Review by Soudary Kittivong-Greenbaum
This isn’t for you
This is for the lady in the back
The kid that’s late to class
The dad that’s invisible, dreams cast aside
The lost-ambition Grandma, no-purpose Aunty
And it’s all for you too.
Written through the eyes of a child (more than once), a grown woman longing for her grown child, a 20-something single factory worker, a woman in her 70s, a husband completely in denial of his wife’s escapades, a teen daughter of a farmworker, each character in Souvankham Thammavongsa’s new title, How to Pronounce Knife is a glimpse into the lives of a Lao refugee or immigrant, literally and figuratively trying to make it in the world. They are in the midst, often of an identity juncture, trying fit in. They are living the mundane, the everyday. But inside their minds, and their hearts, they are trying to find meaning, to figure a place in their world.

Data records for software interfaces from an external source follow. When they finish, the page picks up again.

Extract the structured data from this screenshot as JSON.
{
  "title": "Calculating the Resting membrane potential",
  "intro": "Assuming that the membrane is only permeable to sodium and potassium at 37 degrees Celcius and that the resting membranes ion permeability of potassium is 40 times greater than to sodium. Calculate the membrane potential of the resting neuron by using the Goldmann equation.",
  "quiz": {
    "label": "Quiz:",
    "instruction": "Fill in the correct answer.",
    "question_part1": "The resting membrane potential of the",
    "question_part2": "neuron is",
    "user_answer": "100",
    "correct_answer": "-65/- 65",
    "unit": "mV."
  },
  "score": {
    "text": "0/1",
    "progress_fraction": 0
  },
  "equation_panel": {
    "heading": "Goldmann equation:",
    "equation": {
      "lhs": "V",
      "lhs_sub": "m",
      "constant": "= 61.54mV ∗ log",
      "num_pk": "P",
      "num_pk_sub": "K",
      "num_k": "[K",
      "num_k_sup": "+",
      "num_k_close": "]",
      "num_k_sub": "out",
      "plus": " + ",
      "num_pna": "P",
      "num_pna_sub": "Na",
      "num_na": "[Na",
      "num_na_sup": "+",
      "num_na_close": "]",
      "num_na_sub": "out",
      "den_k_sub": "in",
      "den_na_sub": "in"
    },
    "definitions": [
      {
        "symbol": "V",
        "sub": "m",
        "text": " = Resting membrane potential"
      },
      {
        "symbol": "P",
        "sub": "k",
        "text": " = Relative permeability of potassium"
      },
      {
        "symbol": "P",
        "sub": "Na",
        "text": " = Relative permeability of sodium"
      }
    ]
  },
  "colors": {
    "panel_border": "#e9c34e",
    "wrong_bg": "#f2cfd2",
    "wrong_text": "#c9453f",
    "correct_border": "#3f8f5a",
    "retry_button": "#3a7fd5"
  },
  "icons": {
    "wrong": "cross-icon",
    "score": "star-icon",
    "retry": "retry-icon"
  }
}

What it does differently than other works of art centered on the refugee and Lao refugee character is that Souvankham writes intensely for her character more than the reader.
Their pain, the confusion, the lust, the love, love splintered, the curiosity, the angst, the joy, the frustration .. slowly smolders, cuts of sarcastic realism, seeps of sadness and loss.
Each of her character stories are a full tribute to their lives, all set within the time capsules of the early and mid 1980s.
What spoke to me most, as a child of the ‘80s, was the curt, raw, profanity laden slang-like language of the characters when spoken aloud. Especially the farmworker mom, who was deft at digging for worms in the night, but got passed over for a promotion by a boy who happens to be dating her daughter. The English translations can be too straight forward, because Lao insults are probably more nuanced (though just as gauging and vibrant). It reminded me of phrases and spoken word I would hear growing up, constantly.
Her prose is fitting for surviving in the pandemic.
The daughter whose Randy Travis-idolizing mother walked out, cloaked in shadows of mental illness.
The husband who couldn’t face the truth of a wife gone astray with a lover / “friend” who takes photos too intimate, when they travel to places distant, without him.
The factory worker that was left with tears hung on to by a jilted wife of a coworker. What is it that so pains her?
The older woman who has fallen for her much younger neighbor.
The teen girl who chooses allegiance to her mother over a boy.
These scenes, I imagine all during the 80s, during a time when my own family first set up homestead in Anchorage.
Reading them now with their honesty, grit and rawness evoked gratitude. Here in Souvankham’s world, we are whole. We are “incredibly hilarious, fun, and ferocious,” as Souvankham says in an interview about being awarded the 2020 Scotiabank Giller Prize a few weeks ago.
Yet, there is a timelessness that transcends Souvankham’s characters.
I think of all the farm workers keeping our grocery stores stocked with greens.
The masked factory workers cutting chicken on lines.
The young nurses who too, long to be held by loved ones.
The bus driver doing extra shifts to cover for colleagues who have come down with COVID.
The work-from-home parent or shiftworker whose life is a repeat, terrorized by the everyday.
What drove me to read this in two sittings was the yearning for the normalcy that each character is privileged to have, since I currently live in a world today where every journey outside is balanced as a life or death choice (though always masked).
It’s a quick read, and some stories are but a few pages. Yet you are left curious, how each character made it off in life after. I wouldn’t read it for a book club with my mother or aunties, or even neighbors I didn’t know. Perhaps in a book club with one or two close friends who know me and can sense the need for books to heal, or to escape.
Souvankham’s greatest feat here, is making each story an offering—honoring their character for which it was written about, and for, while making them universal enough to conjure up empathy and resonance. The inhumaneness of war, separation, dreams broken, written into the blueprint of 2020. For a few short hours, her characters reminded me so deeply, that to feel, is to be human.